** Dataset records follows **

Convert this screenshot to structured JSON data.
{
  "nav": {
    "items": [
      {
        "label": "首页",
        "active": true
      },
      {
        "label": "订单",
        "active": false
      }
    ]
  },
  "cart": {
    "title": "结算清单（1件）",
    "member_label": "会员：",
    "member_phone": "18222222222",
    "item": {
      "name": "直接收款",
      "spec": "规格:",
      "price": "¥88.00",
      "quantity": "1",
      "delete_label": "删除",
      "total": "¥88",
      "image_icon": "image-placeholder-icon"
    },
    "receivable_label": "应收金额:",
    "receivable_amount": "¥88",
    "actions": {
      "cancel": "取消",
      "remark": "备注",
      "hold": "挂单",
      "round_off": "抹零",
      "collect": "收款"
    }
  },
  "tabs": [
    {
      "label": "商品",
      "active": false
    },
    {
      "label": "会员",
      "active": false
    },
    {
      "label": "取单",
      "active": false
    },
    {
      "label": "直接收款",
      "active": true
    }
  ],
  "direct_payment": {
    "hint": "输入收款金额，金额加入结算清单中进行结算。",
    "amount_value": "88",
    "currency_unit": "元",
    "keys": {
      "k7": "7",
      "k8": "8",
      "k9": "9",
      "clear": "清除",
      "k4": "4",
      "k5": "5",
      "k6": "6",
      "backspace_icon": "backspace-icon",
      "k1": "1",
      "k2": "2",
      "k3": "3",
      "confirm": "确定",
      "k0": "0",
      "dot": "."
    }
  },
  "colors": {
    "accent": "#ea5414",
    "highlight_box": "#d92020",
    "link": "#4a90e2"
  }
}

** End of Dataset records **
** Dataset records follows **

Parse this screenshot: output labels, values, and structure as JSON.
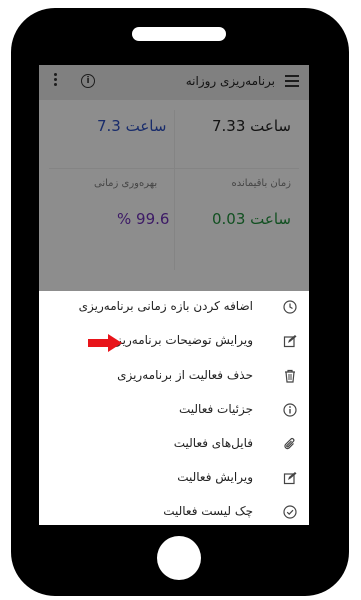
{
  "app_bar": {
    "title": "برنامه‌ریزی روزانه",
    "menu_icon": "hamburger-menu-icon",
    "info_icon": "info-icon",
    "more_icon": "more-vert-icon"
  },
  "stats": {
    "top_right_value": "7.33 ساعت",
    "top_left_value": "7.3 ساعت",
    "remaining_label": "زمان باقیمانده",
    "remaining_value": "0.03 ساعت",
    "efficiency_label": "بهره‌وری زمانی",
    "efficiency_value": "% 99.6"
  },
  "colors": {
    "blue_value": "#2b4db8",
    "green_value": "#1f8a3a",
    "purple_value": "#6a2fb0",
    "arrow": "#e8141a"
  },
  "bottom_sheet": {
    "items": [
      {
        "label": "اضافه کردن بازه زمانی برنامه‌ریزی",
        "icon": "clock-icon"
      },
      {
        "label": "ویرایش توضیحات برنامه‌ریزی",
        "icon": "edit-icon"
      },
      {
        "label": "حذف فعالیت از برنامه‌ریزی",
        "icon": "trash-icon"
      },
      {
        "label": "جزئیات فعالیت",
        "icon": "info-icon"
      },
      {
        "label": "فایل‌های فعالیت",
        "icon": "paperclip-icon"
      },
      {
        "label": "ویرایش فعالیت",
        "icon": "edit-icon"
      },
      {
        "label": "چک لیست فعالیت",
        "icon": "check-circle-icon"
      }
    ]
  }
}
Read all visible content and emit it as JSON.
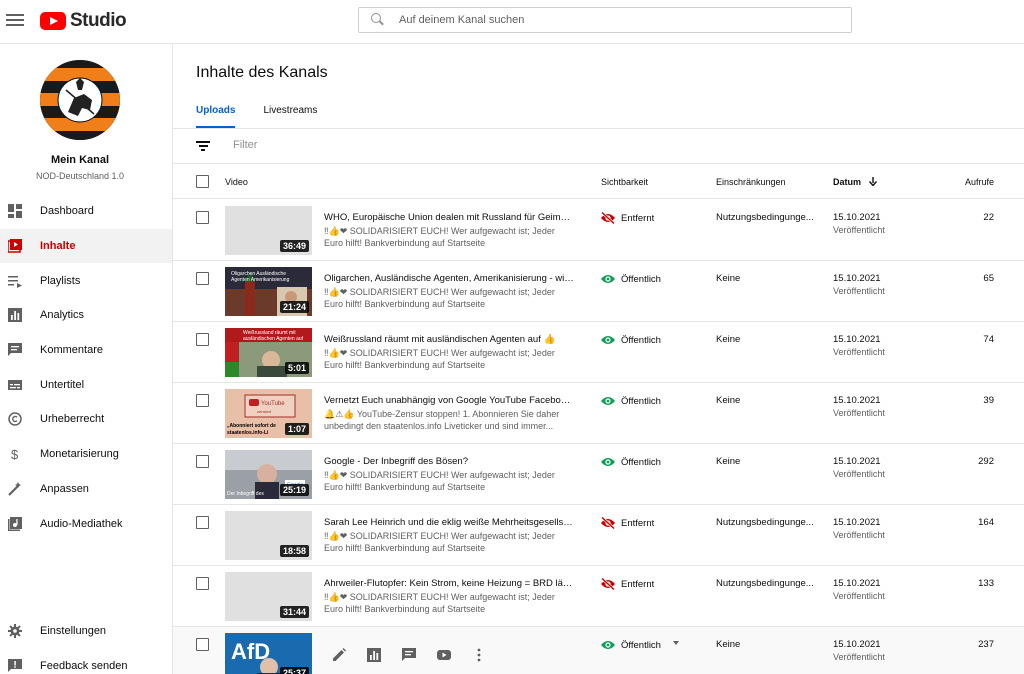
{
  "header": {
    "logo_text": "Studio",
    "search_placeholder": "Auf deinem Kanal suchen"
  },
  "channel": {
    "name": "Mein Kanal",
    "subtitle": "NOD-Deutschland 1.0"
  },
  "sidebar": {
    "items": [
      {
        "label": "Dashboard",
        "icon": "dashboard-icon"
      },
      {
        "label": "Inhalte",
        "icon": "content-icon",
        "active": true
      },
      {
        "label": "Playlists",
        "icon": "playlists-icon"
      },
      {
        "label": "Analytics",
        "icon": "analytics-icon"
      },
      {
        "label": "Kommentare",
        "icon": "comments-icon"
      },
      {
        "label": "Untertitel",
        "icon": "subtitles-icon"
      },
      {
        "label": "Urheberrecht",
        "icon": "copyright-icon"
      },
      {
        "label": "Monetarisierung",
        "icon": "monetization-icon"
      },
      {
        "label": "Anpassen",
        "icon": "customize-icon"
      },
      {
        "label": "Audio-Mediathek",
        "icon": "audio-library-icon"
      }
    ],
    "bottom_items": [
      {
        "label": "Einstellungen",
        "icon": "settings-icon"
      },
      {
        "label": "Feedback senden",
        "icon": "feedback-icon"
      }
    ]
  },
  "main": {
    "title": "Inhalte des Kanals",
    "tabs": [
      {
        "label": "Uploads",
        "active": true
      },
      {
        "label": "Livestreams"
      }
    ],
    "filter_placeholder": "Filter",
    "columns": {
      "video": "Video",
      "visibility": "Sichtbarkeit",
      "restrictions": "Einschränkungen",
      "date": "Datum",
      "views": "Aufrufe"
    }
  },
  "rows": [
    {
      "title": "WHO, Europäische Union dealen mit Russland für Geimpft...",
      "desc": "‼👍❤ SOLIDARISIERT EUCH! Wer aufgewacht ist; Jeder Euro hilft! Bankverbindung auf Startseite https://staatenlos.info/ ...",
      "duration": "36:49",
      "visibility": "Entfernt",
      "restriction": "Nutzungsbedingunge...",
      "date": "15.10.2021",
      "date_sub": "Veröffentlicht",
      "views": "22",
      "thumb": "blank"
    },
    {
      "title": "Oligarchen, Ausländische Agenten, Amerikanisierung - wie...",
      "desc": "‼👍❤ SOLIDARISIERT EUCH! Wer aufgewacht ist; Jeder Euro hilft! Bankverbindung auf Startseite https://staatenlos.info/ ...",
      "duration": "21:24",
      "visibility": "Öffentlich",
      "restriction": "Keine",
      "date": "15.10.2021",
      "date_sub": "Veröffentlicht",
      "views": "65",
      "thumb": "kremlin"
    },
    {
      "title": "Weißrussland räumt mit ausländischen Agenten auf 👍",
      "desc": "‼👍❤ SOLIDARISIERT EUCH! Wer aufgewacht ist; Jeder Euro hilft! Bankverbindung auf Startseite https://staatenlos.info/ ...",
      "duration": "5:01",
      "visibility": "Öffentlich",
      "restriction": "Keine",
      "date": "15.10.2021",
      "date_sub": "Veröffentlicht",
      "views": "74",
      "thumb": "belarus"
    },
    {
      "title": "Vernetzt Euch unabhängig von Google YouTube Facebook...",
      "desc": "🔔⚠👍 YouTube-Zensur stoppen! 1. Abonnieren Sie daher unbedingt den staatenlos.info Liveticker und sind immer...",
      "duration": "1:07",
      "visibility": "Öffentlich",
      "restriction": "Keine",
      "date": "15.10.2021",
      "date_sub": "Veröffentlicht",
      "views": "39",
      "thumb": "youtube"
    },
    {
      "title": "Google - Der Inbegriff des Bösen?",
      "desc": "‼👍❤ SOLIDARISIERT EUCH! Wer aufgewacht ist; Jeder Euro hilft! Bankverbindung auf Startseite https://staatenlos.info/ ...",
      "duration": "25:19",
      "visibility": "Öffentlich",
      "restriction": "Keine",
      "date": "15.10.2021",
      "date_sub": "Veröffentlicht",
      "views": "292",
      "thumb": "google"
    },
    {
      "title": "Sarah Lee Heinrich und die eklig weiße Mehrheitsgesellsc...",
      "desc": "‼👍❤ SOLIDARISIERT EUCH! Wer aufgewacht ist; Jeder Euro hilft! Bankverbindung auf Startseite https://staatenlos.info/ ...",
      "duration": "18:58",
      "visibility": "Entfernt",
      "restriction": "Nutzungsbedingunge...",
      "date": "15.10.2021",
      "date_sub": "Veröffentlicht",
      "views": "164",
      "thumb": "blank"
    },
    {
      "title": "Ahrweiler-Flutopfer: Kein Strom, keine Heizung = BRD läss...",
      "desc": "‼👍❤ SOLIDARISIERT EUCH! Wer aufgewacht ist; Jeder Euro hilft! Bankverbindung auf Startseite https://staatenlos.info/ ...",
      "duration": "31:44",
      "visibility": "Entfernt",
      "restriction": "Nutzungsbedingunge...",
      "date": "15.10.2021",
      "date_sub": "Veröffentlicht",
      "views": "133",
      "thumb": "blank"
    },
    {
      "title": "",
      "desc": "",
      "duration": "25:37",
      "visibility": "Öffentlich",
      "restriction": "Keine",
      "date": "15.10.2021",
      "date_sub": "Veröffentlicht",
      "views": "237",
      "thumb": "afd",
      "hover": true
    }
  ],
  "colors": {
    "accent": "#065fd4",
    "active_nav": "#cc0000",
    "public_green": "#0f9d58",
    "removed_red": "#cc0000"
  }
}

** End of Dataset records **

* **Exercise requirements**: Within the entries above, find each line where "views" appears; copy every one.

* **Answer space**:
      "views": "Aufrufe"
      "views": "22",
      "views": "65",
      "views": "74",
      "views": "39",
      "views": "292",
      "views": "164",
      "views": "133",
      "views": "237",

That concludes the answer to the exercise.